Over the past few months, the Washington Humane Society has seen a 400 percent increase from 2014 in animals coming into our care from the community that are testing positive for parvo. A diagnosis of parvo was considered a death sentence just a few years ago, and still is in many homes and shelters. Thankfully, our dedicated WHS team have been working heroically to save the lives of these dogs who have come to us in critical need.
Tank was surrendered to WHS when it was determined that his previous owner was not caring for him properly. His ribs and hip bones were visible, and he was dehydrated and lethargic. After being transported to community partner Friendship Hospital for Animals, he tested positive for parvo and began treatment for this very serious, and sometimes fatal, condition.
With around-the-clock care, Tank’s condition began to improve, and he was able to continue healing in the home of a special WHS medical foster family who was able to give him the attention he needed, including administering medications and subcutaneous fluids. With his body on the mend and his appetite improving, Tank’s sweet and gentle personality began to shine through; he was shy and nervous, and craved attention and socialization. WHS staff worked with him extensively to get him ready for adoption, and after a month of intensive medical care and lots of love, we are happy to report that Tank is settling into his forever home!
- What is parvo? Parvo is a highly contagious, but preventable viral infection that affects dogs, raccoons, cats (known as Panleukopenia), skunks, and other carnivorous wildlife. The virus attacks the rapidly dividing cells in the intestines, causing ‘shedding’ of the intestinal lining. The heart can also be affected. Symptoms include lethargy, lack of appetite, nausea, vomiting, diarrhea (often bloody), fever, dehydration, and death (especially in very young puppies).
- How does parvo spread? Parvo is spread through feces and vomit of infected animals, and can remain in the environment for weeks to months. For example: A puppy goes for a walk in the park where an infected animal has been.

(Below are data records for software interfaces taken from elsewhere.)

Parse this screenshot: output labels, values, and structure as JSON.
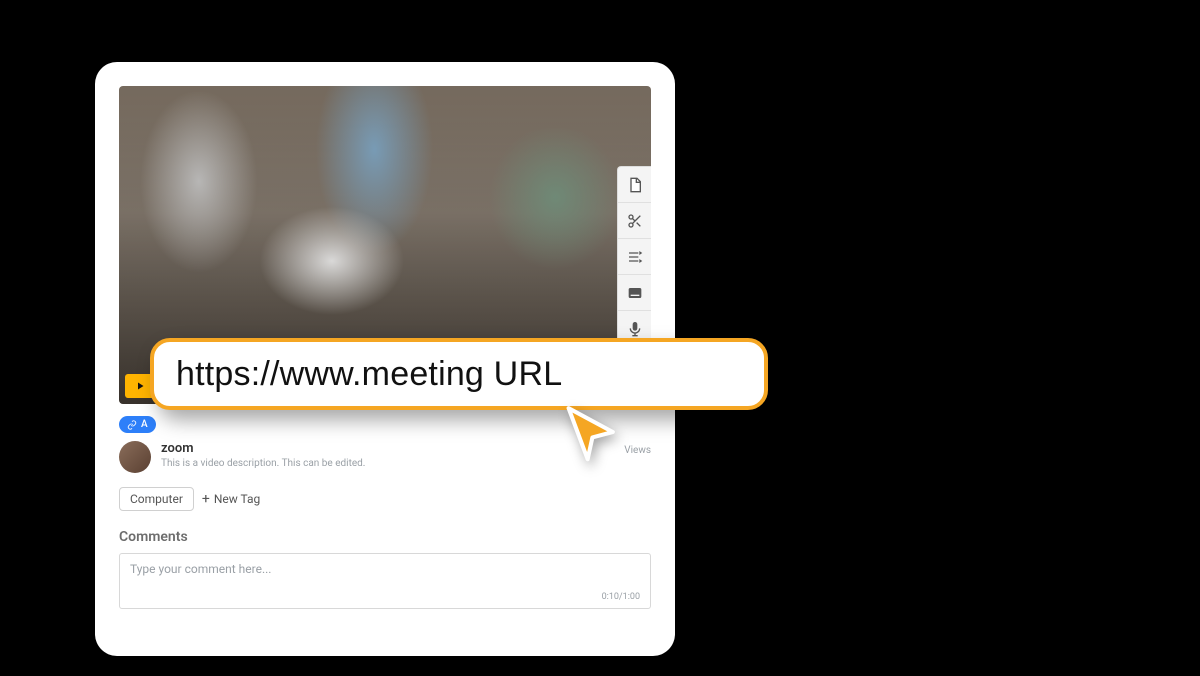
{
  "pill_label": "A",
  "video": {
    "title": "zoom",
    "description": "This is a video description. This can be edited.",
    "views_suffix": "Views"
  },
  "tags": {
    "existing": "Computer",
    "new_tag_label": "New Tag"
  },
  "comments": {
    "heading": "Comments",
    "placeholder": "Type your comment here...",
    "timer": "0:10/1:00"
  },
  "url_callout": "https://www.meeting URL"
}
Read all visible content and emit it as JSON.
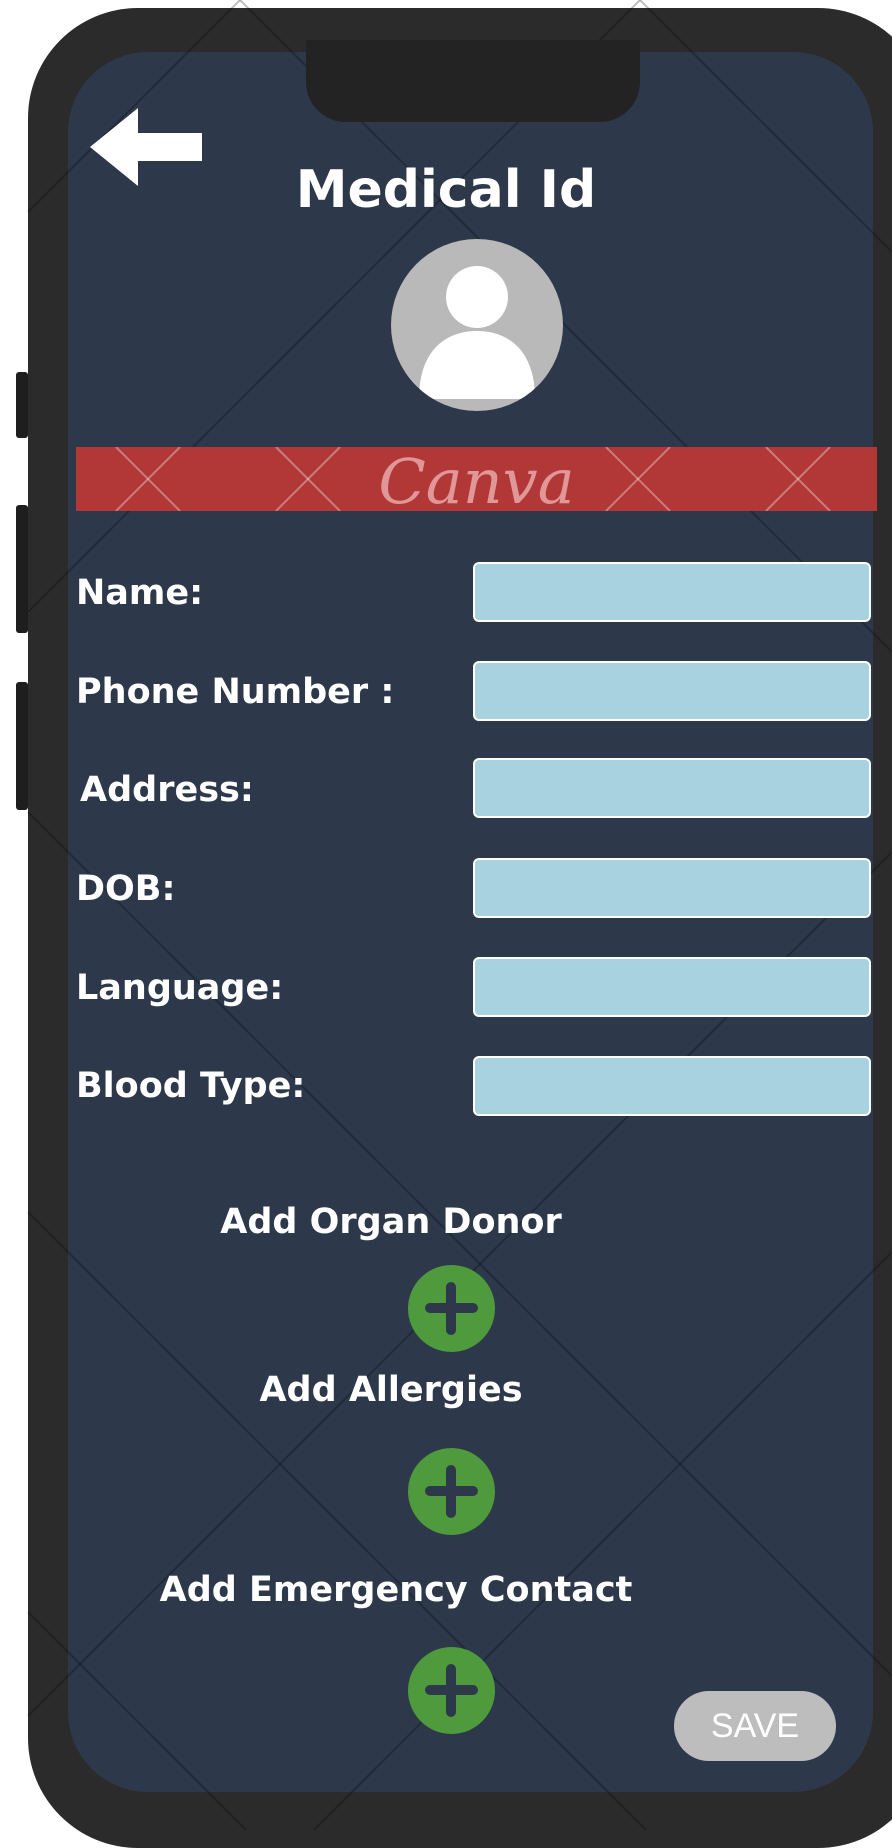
{
  "page": {
    "title": "Medical Id"
  },
  "banner": {
    "text": "Canva"
  },
  "fields": [
    {
      "label": "Name:",
      "value": ""
    },
    {
      "label": "Phone Number :",
      "value": ""
    },
    {
      "label": "Address:",
      "value": ""
    },
    {
      "label": "DOB:",
      "value": ""
    },
    {
      "label": "Language:",
      "value": ""
    },
    {
      "label": "Blood Type:",
      "value": ""
    }
  ],
  "sections": [
    {
      "label": "Add Organ Donor",
      "icon": "plus-icon"
    },
    {
      "label": "Add Allergies",
      "icon": "plus-icon"
    },
    {
      "label": "Add Emergency Contact",
      "icon": "plus-icon"
    }
  ],
  "actions": {
    "save_label": "SAVE",
    "back_icon": "back-arrow-icon"
  },
  "colors": {
    "screen_bg": "#2d394b",
    "input_bg": "#a8d2e0",
    "banner_bg": "#b23737",
    "add_button": "#4e9a3c",
    "save_button": "#bdbdbd"
  }
}
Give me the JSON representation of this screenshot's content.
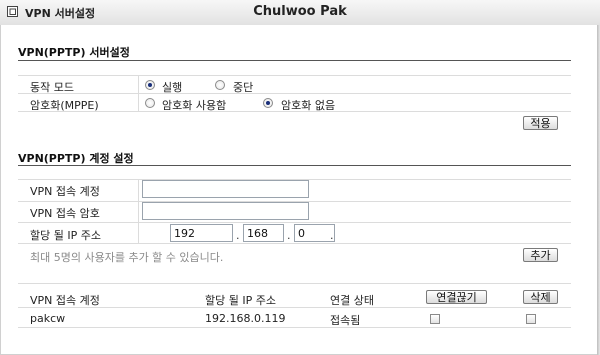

The virus is in the soil where the puppy walks and then when he gets home, he licks his paws, which have the virus particle on them. The puppy can then become infected if his immune system is not yet protected with vaccination.
- How can parvo be prevented? The most basic vaccine that puppies and kittens are given prevents infection. This is why routine vaccinations are so important. It is also important to keep puppies and unvaccinated dogs away from other animals with unknown vaccination status until they are fully protected. Remember, even if the animal doesn’t directly interact with an unvaccinated animal, the virus can be in the environment.
What is the typical cost to treat an animal infected by parvo? The treatment cost can run from hundreds to thousands of dollars, especially because infected animals must remain quarantined to prevent exposure to other animals. Our most expensive case cost nearly $8,000. There is also a heavy toll on staff due to the extra time and care involved in each case; there is constant testing, cleaning, and special protocols to follow to ensure that every animal in our care remains safe and healthy.
In the past several months, WHS has spent thousands of dollars treating animals coming into our care infected with this severe virus. YOU can help us save these precious lives. If you give a gift to our animals right now, your donation will automatically be matched - meaning you will have DOUBLE the life-saving impact!